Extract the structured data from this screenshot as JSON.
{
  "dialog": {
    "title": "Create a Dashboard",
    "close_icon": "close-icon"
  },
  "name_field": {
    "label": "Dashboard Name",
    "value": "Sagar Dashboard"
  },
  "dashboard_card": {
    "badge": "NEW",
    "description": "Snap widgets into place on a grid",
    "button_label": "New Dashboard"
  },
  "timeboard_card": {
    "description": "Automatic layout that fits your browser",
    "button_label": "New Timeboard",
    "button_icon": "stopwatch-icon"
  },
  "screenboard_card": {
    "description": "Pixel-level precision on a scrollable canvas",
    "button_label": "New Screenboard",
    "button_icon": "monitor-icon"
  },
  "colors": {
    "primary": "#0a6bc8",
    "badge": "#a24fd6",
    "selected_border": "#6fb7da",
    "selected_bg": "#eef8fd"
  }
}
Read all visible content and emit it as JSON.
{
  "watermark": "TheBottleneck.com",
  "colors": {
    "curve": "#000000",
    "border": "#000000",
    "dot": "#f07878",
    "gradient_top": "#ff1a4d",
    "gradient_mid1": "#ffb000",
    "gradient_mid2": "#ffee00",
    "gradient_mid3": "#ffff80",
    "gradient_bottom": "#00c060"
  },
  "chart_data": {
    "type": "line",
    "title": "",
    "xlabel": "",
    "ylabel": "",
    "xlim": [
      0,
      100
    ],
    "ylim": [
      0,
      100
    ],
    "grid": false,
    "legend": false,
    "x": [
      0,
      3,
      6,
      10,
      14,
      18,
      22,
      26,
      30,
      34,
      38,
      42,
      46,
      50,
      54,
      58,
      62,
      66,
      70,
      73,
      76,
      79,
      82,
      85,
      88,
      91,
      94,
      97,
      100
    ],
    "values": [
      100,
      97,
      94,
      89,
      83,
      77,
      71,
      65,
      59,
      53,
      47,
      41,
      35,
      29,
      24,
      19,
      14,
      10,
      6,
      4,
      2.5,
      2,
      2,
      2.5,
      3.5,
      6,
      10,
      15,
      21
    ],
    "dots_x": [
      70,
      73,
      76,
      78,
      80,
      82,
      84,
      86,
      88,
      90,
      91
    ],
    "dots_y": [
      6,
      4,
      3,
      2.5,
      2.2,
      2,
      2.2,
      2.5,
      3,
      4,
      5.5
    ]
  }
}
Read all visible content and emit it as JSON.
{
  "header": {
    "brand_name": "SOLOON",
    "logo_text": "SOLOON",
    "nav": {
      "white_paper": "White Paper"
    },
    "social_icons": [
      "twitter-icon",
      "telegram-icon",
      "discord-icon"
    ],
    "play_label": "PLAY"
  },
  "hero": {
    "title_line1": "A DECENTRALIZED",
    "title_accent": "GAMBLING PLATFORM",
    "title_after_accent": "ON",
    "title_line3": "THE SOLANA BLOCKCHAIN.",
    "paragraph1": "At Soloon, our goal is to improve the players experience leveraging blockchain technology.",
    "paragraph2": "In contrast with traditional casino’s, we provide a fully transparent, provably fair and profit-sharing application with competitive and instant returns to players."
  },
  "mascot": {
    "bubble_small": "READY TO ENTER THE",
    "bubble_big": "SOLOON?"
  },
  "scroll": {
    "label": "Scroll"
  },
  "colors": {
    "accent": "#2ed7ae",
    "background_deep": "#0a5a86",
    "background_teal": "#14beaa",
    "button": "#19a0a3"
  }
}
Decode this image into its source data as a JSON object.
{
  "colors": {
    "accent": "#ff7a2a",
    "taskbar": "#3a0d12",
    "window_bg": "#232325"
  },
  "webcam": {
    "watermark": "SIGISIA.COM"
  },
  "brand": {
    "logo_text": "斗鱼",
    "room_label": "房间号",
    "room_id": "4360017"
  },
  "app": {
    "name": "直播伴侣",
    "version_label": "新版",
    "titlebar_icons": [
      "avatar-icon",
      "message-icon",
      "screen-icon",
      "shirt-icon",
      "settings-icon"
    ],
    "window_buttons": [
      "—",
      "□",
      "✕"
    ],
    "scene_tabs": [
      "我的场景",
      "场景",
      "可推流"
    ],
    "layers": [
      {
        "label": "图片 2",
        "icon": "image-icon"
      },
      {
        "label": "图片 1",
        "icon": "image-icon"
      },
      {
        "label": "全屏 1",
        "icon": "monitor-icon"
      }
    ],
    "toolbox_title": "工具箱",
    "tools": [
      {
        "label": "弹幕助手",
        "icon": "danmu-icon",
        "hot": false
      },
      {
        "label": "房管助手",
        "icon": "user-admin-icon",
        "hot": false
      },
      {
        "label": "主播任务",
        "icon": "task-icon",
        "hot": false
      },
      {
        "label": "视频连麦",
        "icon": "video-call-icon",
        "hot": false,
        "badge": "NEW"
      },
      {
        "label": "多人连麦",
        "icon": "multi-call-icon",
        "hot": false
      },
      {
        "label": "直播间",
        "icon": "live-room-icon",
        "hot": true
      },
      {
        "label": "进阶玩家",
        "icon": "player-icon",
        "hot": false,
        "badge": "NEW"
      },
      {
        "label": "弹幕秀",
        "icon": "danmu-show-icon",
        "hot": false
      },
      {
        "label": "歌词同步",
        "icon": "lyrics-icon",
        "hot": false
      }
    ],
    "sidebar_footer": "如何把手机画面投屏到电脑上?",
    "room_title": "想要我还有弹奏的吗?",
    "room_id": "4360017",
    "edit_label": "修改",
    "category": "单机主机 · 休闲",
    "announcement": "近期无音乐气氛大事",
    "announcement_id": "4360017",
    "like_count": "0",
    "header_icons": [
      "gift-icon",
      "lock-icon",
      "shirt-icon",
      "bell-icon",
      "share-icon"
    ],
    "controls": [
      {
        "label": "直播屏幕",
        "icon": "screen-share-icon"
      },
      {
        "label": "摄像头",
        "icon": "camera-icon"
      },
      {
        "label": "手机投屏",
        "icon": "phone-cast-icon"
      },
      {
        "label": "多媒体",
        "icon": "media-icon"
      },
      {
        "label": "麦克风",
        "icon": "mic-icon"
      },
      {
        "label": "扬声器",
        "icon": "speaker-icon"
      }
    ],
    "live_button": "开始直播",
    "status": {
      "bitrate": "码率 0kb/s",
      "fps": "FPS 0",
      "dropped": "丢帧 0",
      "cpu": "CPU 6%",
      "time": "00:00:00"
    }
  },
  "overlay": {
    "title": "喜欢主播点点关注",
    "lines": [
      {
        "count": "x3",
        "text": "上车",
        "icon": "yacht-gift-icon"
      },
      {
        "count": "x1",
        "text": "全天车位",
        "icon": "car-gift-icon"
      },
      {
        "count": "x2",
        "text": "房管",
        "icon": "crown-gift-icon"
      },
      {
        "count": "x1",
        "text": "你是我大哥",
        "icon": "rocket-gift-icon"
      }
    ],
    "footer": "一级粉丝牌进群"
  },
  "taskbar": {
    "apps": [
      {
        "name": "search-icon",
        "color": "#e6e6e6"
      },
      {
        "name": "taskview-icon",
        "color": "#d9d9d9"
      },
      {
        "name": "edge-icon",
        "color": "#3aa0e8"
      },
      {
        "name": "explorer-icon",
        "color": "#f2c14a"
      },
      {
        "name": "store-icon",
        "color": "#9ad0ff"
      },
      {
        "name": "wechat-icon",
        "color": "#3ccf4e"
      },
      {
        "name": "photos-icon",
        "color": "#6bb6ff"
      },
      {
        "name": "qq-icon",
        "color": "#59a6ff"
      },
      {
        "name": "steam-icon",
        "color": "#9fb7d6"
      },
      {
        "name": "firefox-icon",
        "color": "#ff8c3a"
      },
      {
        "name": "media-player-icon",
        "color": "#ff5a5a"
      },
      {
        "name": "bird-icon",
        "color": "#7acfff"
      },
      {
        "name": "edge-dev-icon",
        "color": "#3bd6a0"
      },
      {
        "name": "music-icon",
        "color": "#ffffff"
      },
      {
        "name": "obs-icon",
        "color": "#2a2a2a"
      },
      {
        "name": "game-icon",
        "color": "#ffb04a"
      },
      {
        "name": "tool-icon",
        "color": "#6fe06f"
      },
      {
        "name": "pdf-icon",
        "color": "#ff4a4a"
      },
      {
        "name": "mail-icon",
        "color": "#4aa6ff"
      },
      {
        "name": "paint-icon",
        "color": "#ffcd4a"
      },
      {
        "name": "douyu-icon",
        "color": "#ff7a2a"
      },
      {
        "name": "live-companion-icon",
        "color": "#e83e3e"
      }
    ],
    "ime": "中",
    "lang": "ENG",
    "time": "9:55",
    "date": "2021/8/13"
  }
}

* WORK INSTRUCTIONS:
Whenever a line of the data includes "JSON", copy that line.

* PROBLEM SOLUTION:
Extract the structured data from this screenshot as JSON.
Read all visible content and emit it as JSON.
Read all visible content and emit it as JSON.
Decode this image into its source data as a JSON object.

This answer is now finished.